ARTS IN THE ONE WORLD: A CONSIDERATION OF GENOCIDE
A Conference at CalArts and Downtown Los Angeles, Jan 26-29, 2006
Co-Sponsored by Theater with out Borders, and Coexistence International (Brandeis)
Lectures, demonstrations, panels and roundtables centering on the Rwandan Genocide and the potentials of art for witness, representation, reconciliation and peace building. Discussion expands outward to examine genocide’s working definition, to investigate the extent and variety of contemporary genocidal practices, and to share methods of artistic response.
This gathering grows from a commitment on the part of CalArts’ School of Theater to develop an ongoing exchange program with Rwanda (for notes on last summer’s trip to Rwanda, see the Theatre Without Borders website).
Premise: that a way forward through violent times requires the persistent practice of hospitality and conversation across borders. The art of the near future is the art of hospitality: the elemental political act of performance arts is to insist on the cultural and spiritual import of being with.
Our goal: to share histories and hopes regarding art in the international arena, particularly in the fields of conflict resolution, recovery of historical memory, and work towards peaceful coexistence. Our touchstone is the Rwandan Genocide, and art’s role in cause and recovery.
Art making workshops, in connection with AOW. Three groups, under the direction of teams of visiting artists, collaborated to devise multi-media artistic expressions on the conference’s themes. Pieces were presented at the conference.
Welcome and a definition of terms:
Arts = Activism. Art is built of actions and causes action. The essential action of the artist, the audience, is to see, to experience, to witness (and deriving from witness – to give testimony), to trust.
Seeing can be a moral act: we consent to take in, we draw our attention to focus, we turn our heads and open our eyes – we change our own place to put ourselves squarely in the presence of a unique event. We invest will.
In seeing in this way, by deliberately committing to a new perspective, we allow ourselves to be shaped by the event – to be created by it.
One World: Art is a worldwide action. Materially, politically, culturally we are forming a single-system ecology. Art and artists are traveling widely, rapidly. Success and failure of the civil in any one society is laced into the consequences and responsibilities of an extensive web of societies.
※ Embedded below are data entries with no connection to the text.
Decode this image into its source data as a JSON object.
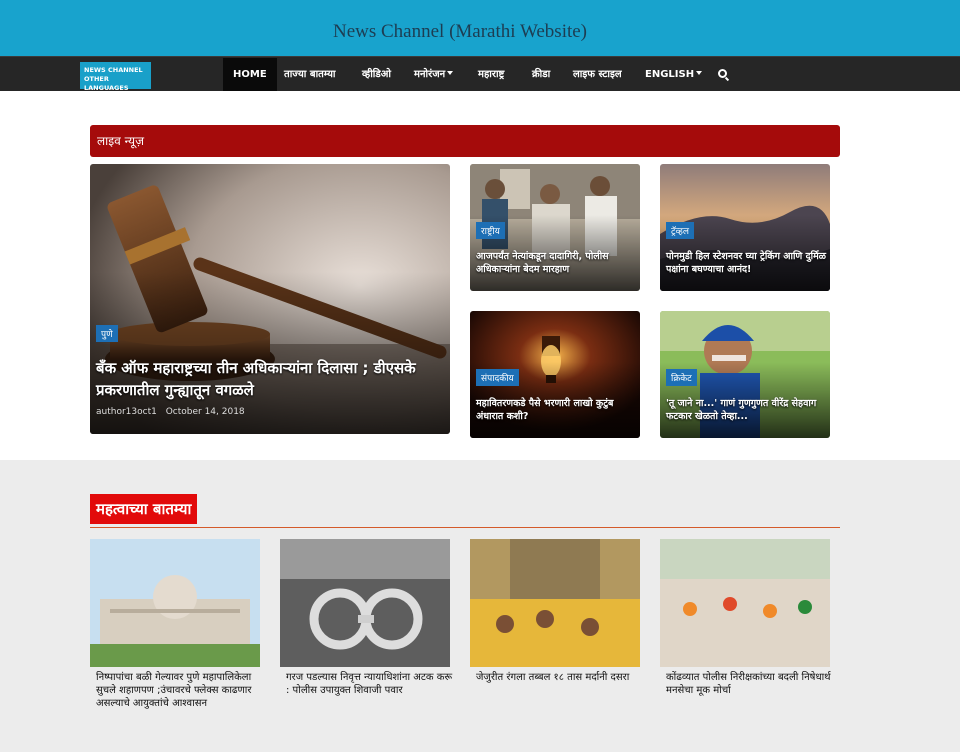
{
  "site": {
    "title": "News Channel (Marathi Website)",
    "lang_logo": [
      "NEWS CHANNEL",
      "OTHER LANGUAGES"
    ]
  },
  "nav": [
    {
      "label": "HOME",
      "active": true
    },
    {
      "label": "ताज्या बातम्या"
    },
    {
      "label": "व्हीडिओ"
    },
    {
      "label": "मनोरंजन",
      "dropdown": true
    },
    {
      "label": "महाराष्ट्र"
    },
    {
      "label": "क्रीडा"
    },
    {
      "label": "लाइफ स्टाइल"
    },
    {
      "label": "ENGLISH",
      "dropdown": true
    }
  ],
  "live": {
    "heading": "लाइव न्यूज़",
    "main": {
      "category": "पुणे",
      "title": "बँक ऑफ महाराष्ट्रच्या तीन अधिकाऱ्यांना दिलासा ; डीएसके प्रकरणातील गुन्ह्यातून वगळले",
      "author": "author13oct1",
      "date": "October 14, 2018"
    },
    "cards": [
      {
        "category": "राष्ट्रीय",
        "title": "आजपर्यंत नेत्यांकडून दादागिरी, पोलीस अधिकाऱ्यांना बेदम मारहाण"
      },
      {
        "category": "ट्रॅव्हल",
        "title": "पोनमुडी हिल स्टेशनवर घ्या ट्रेकिंग आणि दुर्मिळ पक्षांना बघण्याचा आनंद!"
      },
      {
        "category": "संपादकीय",
        "title": "महावितरणकडे पैसे भरणारी लाखो कुटुंब अंधारात कशी?"
      },
      {
        "category": "क्रिकेट",
        "title": "'तू जाने ना...' गाणं गुणगुणत वीरेंद्र सेहवाग फटकार खेळतो तेव्हा..."
      }
    ]
  },
  "important": {
    "heading": "महत्वाच्या बातम्या",
    "items": [
      {
        "title": "निष्पापांचा बळी गेल्यावर पुणे महापालिकेला सुचले शहाणपण ;उंचावरचे फ्लेक्स काढणार असल्याचे आयुक्तांचे आश्वासन"
      },
      {
        "title": "गरज पडल्यास निवृत्त न्यायाधिशांना अटक करू : पोलीस उपायुक्त शिवाजी पवार"
      },
      {
        "title": "जेजुरीत रंगला तब्बल १८ तास मर्दानी दसरा"
      },
      {
        "title": "कोंढव्यात पोलीस निरीक्षकांच्या बदली निषेधार्थ मनसेचा मूक मोर्चा"
      }
    ]
  },
  "colors": {
    "topbar": "#18a3cd",
    "navbar": "#262626",
    "live_bar": "#a50b0b",
    "section_head": "#e20a0a",
    "category": "#1d6fb5"
  }
}
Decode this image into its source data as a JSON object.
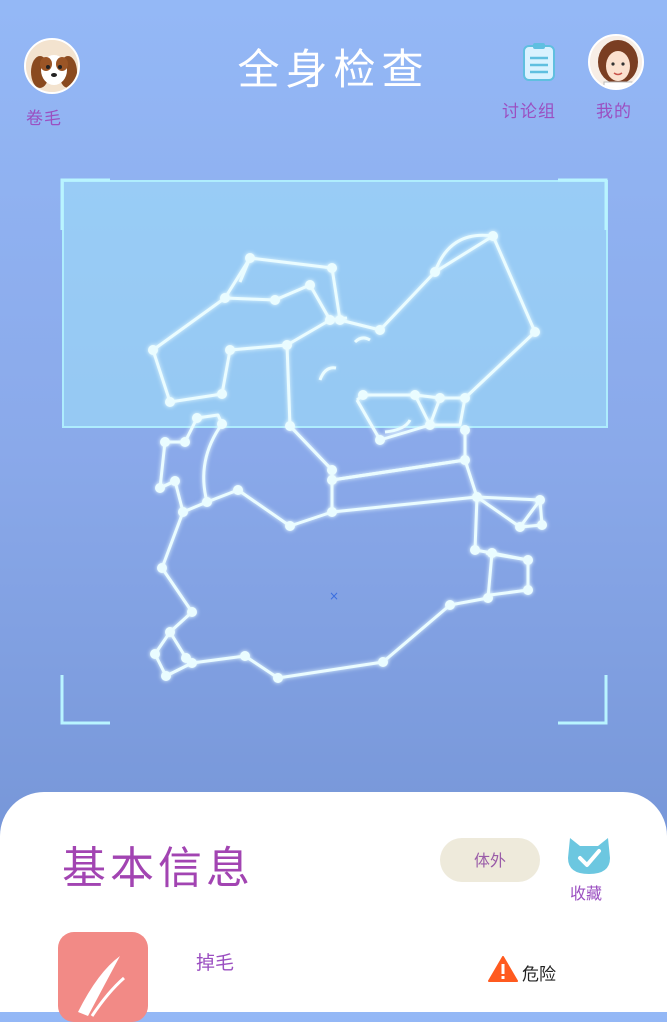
{
  "header": {
    "title": "全身检查",
    "pet_label": "卷毛",
    "discuss_label": "讨论组",
    "me_label": "我的"
  },
  "card": {
    "section_title": "基本信息",
    "external_button": "体外",
    "favorite_label": "收藏",
    "item_name": "掉毛",
    "risk_label": "危险"
  },
  "icons": {
    "pet_avatar": "dog-avatar",
    "me_avatar": "user-avatar",
    "discuss": "clipboard-icon",
    "favorite": "cat-check-icon",
    "warning": "warning-icon"
  },
  "colors": {
    "accent": "#9b4fc1",
    "scan_box": "#a0e1fa",
    "danger": "#ff5a1f",
    "item_tile": "#f28a86"
  }
}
We are responsible to more and responsive to more. We remain different from one another, in ways that can be co-celebrated. (The loss of diversity is an acknowledged ecological disaster.) But diversity is creative when cooperative. (In one panel it was proposed think in terms of ensemble – as in an outfit one wears... The colors and patters are distinct, but they work together to create an overall effect.)
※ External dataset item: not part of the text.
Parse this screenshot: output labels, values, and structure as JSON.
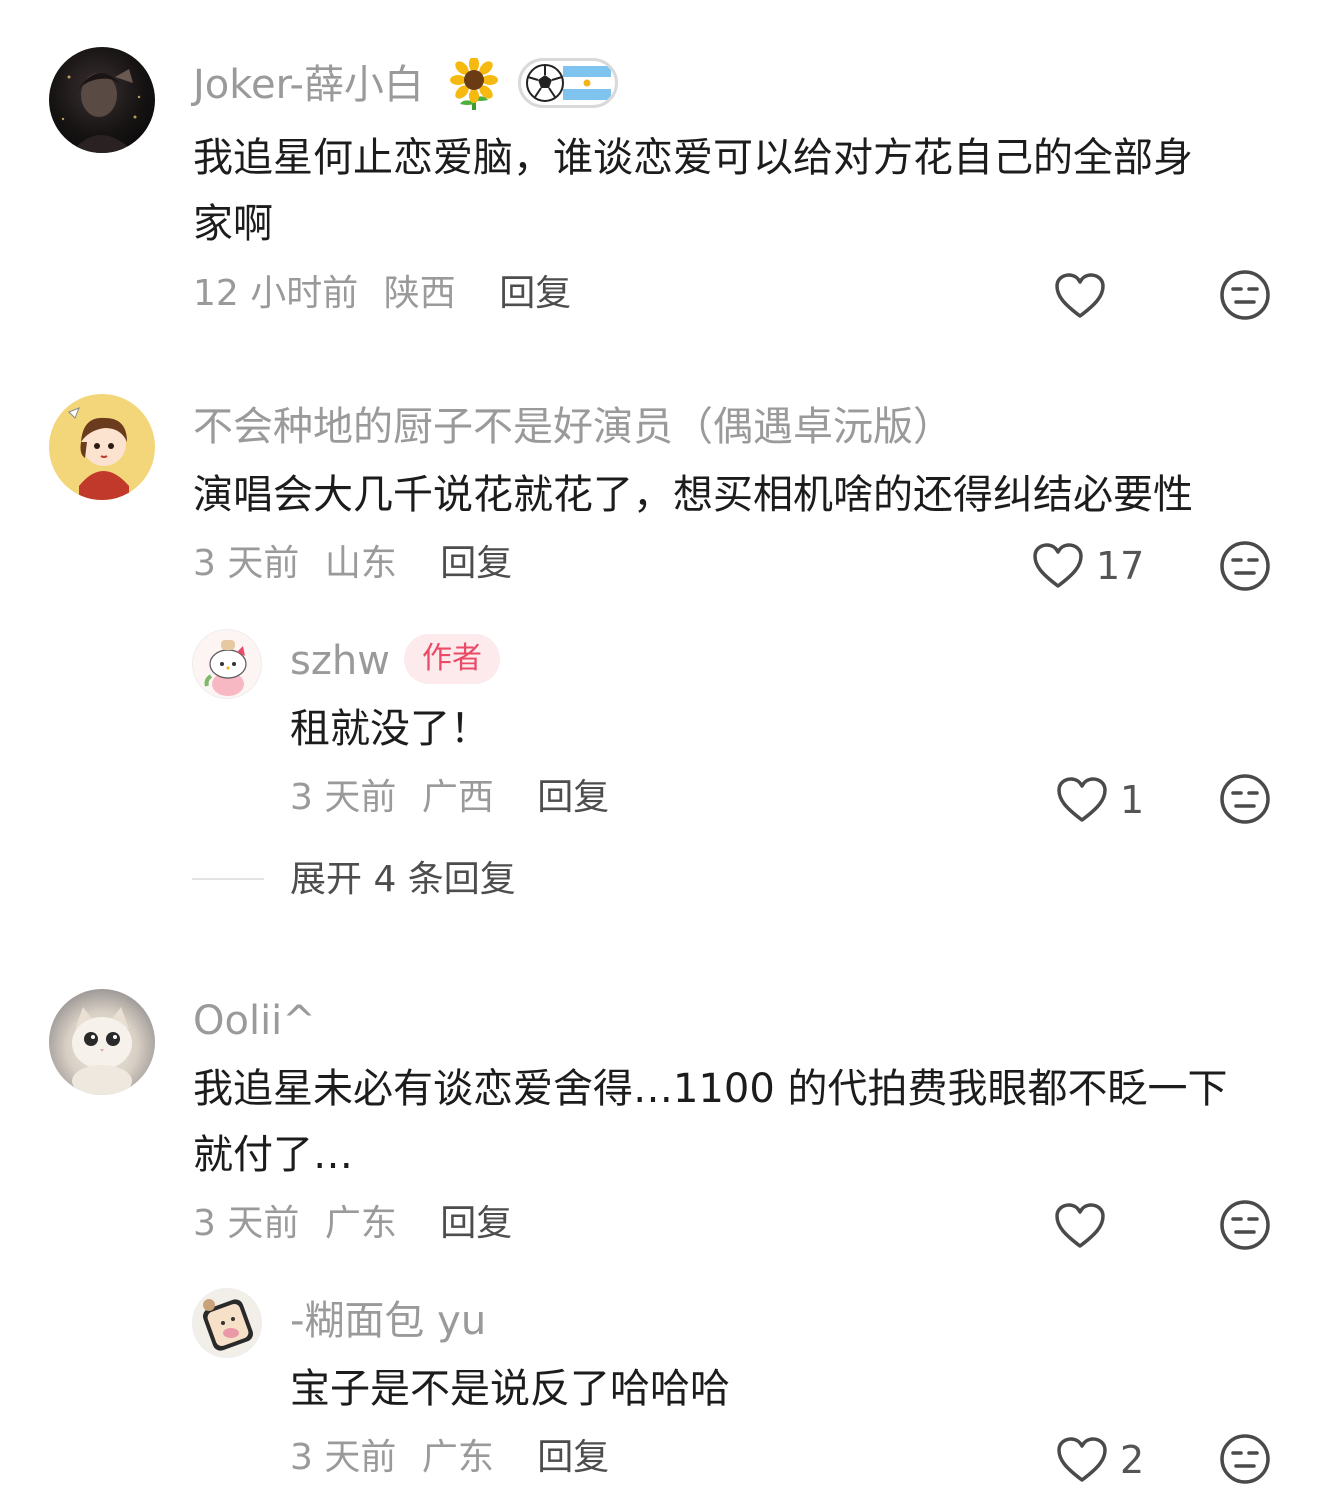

Why Genocide? To know a living thing, attend to how it suffers. Genocide – so difficult to take in or represent – forces us to expand our capacities for observation, description... and compassion. To know the extent of a life know how it moves beyond itself – how it breaks into joy or hope. In spite of suffering, we race to catch up to hope, to the persistence of life and the re-knitting of strength. We study genocide to understand survival better. Performance events end; we leave them with the minimal lesson that there is something to do after the end of things...
Why Rwanda? It is proximate: America is complicit. Prominently in the world community – we had resources to intervene (for years), and rather than seeing and doing, we were immoral artists – we saw and turned away; we let the end come and operate definitively. Events in Rwanda ’94 are extreme, and cautionary. The will to reinvent and renew is extraordinary. Rwanda is not a case study; it is itself. We do not compare genocides. Rwanda is at this event as our teacher, our guide. READ ON